I need help.
How do you deal with PTSD and autism. Unfortunately, because Little Guy is non-verbal therapy isn't an option, and play therapy has also been ruled out to due to his functioning level.
We've hit a major bump in the road and I can't determine if something new happened or not, but strongly suspect something has trigger memories....I just don't know what to do to help him through this sudden terror.
It is so challenging when they can't TELL you what the problem is.
Does he allow you to hold him? Does rocking help him? Do you think he understands when you speak to him about things? If so, could you tell him, just in simple terms, that he's okay now, that you won't let anything happen, etc.
I would talk with his autism specialist about it. I suspect they might have some ideas. Things that work for my non verbal daughter to calm her are carrying her and patting her back. Giving her a disabled remote control and sometimes (even though she is 11) a pacifier. None of those are long term fixes but they do seem to control the immediate emotional pain
I just wrote out a huge long reply and lost it. *sigh*
My son has classic autism and fairly severe PTSD. The PTSD is a result of 6 1/2 years of abuse and neglect, and major loss (lost two families - his bio family when he came into care at 3 1/2 years old, then his first foster family when he was removed from them and placed with us due to abuse/neglect 3 years later).
Traditional PTSD therapies such as talk therapy or play therapy aren't effective for my son, as he has severely limited verbal and social/play skills. We also learned from a therapist we took him to that, because of his autism and the communication issues that come with that, trying to address PTSD directly with him was likely to trigger and re-traumatize him (way too easy for him to misunderstand).
It took us 4 years to figure it out, but what has been the single biggest help for us in addressing some of the underlying grief issues that cause his PTSD was creating a lifebook. It frames his life into a coherent narrative in a visual format that he can understand. It doesn't talk about the abuse and neglect, as there was no way to appropriately include them, and I believe it would just upset him and re-trigger him. It does have a photo of his birthmom and him hugging the last time he saw her, when he was 5. That's the "goodbye" page, where both of them clearly look very sad. For the time he spent in foster care, there weren't any photos available, so I took a picture of his old house, old school, etc., and managed to find a couple teensy tiny pictures on facebook. Did the best I could. The book then moves on to adoption and his life with us.
He looks at this book at least once a week. He really likes the part about his birth family, and will touch the picture of his mom holding him as a baby and say "he looks just like me" and smile :) He looks at the page about his foster family, and generally just gets quiet.
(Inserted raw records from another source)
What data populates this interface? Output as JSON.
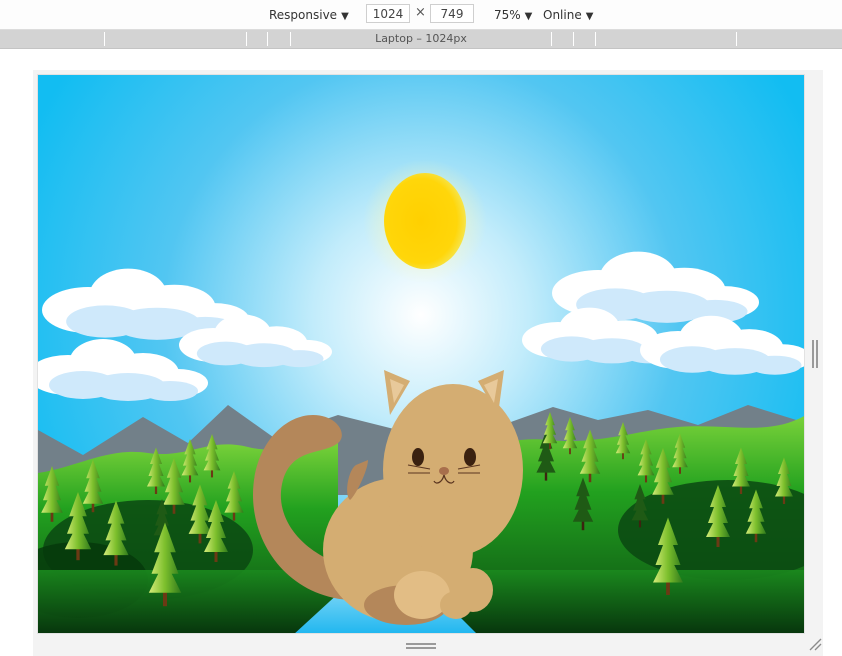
{
  "toolbar": {
    "device_label": "Responsive",
    "width_value": "1024",
    "times_symbol": "×",
    "height_value": "749",
    "zoom_label": "75%",
    "network_label": "Online"
  },
  "ruler": {
    "label": "Laptop – 1024px"
  },
  "icons": {
    "dropdown": "caret-down-icon",
    "resize": "resize-handle-icon"
  },
  "colors": {
    "sky_top": "#12bdf2",
    "sun": "#ffd60a",
    "cat_fur": "#d4ad72",
    "tail": "#b4875a",
    "grass": "#1b8a1e"
  }
}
Since I put together his lifebook for him, he's stopped crying for his foster mom at night (did that when he first moved in, then it resumed when he was re-triggered a year and a half ago by a couple sessions with a play therapist he used to see when he was in foster care with her. This trigger is what prompted me to make the lifebook). He's also stopped saying things like "I'll be replaced" "you'll send me back" and "when do I go to my new house?" (all huge feats in language for him and completely heartbreaking). Instead, he now, whenever we're arriving home, says "MY house. My forever house. Forever family. Yeah." Pretty big progress.
PTSD is still a part of our daily lives. There are many triggers - we learn them and avoid them as much as possible. The most significant impact PTSD has on our family is that ds is hypervigilante, and, unfortunately, when he feels threatened, always chooses fight over flight. So aggression, particularly in stressful environments like school, or if he's left with an alternate caregiver, is a big issue.
Hope that helps!